━━ EXTRACTED INFORMATION
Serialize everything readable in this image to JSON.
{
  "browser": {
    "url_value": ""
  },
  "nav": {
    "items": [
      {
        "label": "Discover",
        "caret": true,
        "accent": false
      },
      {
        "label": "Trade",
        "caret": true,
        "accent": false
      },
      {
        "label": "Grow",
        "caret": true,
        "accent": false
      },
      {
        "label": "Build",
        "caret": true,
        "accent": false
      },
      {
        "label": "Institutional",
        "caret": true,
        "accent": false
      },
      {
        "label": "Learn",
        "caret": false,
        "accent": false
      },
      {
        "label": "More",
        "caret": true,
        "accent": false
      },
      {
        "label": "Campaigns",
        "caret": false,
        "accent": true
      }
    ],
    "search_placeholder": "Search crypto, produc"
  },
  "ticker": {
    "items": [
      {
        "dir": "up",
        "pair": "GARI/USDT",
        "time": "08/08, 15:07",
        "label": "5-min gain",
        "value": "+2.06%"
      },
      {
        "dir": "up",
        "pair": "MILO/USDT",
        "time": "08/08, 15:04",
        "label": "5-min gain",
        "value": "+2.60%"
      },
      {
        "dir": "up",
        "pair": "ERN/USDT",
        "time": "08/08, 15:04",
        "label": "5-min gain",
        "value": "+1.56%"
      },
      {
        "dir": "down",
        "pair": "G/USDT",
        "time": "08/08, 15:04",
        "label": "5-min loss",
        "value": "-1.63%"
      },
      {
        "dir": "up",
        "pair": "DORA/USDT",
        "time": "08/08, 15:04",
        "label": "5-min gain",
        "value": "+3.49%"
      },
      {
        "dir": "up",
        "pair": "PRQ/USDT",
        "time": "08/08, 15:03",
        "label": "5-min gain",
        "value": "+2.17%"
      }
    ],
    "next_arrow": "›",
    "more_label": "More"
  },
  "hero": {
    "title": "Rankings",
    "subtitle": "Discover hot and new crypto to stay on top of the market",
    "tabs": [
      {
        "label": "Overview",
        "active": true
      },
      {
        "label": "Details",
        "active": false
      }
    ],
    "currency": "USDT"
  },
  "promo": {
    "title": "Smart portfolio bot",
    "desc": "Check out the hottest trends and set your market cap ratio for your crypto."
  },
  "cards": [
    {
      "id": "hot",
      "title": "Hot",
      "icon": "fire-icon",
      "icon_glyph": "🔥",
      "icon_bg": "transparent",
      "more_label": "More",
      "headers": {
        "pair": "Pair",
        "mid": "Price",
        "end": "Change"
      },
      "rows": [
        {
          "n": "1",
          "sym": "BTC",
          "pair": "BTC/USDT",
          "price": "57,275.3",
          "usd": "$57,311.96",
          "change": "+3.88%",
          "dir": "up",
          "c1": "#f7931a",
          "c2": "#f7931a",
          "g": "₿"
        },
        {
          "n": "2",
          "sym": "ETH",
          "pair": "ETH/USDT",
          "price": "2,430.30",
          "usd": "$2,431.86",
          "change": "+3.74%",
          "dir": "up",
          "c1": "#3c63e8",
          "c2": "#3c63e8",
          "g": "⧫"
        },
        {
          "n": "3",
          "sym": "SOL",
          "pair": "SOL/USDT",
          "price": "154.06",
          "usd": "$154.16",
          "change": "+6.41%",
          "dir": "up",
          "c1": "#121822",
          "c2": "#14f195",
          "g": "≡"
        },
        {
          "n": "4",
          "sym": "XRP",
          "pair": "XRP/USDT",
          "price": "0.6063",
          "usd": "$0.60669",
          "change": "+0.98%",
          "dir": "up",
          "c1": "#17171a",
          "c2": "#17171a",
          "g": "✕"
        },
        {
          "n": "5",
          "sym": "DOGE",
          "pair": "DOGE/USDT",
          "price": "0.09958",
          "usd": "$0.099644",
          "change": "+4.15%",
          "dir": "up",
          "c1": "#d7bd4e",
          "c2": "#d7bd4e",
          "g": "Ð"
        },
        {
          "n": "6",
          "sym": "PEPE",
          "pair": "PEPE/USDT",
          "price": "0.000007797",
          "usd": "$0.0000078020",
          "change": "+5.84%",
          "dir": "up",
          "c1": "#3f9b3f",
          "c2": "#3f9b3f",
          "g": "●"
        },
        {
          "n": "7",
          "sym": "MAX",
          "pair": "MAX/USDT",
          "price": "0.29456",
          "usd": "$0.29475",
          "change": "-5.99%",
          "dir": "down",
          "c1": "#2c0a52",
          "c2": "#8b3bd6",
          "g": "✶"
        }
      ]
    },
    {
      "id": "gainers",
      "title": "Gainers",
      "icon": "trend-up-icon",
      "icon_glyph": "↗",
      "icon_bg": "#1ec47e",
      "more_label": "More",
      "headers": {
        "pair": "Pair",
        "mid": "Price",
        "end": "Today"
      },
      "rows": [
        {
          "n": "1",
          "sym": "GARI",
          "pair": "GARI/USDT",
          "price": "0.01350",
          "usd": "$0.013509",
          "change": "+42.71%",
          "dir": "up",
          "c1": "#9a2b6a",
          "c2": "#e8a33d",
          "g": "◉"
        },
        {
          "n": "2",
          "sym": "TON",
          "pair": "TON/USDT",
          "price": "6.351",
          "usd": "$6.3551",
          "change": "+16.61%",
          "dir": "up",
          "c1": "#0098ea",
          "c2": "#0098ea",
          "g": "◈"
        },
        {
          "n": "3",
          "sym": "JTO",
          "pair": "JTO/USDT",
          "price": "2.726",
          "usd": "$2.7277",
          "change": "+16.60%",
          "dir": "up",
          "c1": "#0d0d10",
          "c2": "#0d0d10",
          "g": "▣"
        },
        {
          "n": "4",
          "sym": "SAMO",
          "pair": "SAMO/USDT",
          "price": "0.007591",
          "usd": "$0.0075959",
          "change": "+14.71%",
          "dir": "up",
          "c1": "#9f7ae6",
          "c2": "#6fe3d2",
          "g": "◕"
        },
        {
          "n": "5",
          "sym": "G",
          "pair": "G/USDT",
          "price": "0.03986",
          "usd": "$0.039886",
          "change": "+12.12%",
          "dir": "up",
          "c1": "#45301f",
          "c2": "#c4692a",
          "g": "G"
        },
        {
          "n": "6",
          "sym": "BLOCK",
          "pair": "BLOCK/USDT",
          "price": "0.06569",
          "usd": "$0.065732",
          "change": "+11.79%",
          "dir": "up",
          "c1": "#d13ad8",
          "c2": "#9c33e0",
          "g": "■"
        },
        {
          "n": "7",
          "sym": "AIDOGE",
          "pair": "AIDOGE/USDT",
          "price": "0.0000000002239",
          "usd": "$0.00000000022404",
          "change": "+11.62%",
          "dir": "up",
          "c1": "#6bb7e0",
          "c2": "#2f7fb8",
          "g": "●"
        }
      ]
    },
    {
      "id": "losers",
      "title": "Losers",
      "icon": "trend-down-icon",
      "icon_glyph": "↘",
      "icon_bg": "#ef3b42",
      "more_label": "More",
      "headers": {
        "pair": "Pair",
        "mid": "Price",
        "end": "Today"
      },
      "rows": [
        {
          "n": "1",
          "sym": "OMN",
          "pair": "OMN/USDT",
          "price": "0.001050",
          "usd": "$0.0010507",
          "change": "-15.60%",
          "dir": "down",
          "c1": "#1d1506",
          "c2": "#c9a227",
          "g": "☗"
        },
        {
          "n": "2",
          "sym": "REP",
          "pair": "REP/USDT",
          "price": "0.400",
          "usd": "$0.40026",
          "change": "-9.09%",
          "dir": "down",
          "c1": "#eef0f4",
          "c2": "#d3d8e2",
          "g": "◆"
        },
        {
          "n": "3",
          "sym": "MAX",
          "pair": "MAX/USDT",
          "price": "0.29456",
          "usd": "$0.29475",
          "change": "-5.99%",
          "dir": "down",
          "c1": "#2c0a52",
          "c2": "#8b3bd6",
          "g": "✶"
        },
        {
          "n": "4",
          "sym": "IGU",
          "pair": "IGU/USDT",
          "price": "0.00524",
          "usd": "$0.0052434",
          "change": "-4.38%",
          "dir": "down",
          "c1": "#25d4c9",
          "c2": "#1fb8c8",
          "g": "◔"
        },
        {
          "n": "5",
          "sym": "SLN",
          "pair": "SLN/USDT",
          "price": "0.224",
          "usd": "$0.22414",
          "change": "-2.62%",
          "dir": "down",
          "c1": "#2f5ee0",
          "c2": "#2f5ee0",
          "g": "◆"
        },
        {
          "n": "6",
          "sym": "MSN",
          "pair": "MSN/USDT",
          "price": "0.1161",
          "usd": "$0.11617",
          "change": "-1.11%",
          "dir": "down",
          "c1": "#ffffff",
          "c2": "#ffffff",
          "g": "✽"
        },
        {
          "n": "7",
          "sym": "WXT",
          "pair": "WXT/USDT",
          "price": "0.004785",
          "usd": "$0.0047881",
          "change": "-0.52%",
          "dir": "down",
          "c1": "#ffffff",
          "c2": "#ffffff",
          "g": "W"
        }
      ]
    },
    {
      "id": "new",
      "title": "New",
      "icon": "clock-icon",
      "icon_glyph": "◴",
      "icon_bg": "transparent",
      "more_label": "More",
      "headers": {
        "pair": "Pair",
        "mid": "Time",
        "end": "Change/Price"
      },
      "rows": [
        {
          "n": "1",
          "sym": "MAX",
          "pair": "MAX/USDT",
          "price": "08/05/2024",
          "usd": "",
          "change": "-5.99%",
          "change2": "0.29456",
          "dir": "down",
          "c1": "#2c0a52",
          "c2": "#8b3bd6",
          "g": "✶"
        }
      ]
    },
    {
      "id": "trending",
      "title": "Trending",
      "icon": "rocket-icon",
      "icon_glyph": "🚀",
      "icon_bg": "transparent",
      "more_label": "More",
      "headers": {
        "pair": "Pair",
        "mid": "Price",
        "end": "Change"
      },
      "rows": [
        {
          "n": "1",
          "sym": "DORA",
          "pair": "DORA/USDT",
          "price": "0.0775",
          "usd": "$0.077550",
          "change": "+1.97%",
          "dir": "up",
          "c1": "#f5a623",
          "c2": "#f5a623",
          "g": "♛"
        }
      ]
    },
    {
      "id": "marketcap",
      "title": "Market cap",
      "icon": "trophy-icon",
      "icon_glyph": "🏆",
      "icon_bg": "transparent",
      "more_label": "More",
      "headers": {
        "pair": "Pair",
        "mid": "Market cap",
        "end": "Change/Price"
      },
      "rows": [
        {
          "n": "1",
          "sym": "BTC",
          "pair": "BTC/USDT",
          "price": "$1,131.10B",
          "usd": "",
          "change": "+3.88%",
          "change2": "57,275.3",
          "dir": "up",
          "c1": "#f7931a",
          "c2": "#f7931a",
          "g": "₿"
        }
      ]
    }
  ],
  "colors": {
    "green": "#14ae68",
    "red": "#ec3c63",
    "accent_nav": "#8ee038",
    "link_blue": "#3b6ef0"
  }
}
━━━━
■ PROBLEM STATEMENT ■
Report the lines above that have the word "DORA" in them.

■ RESPONSE AREA ■
        "pair": "DORA/USDT",
          "sym": "DORA",
          "pair": "DORA/USDT",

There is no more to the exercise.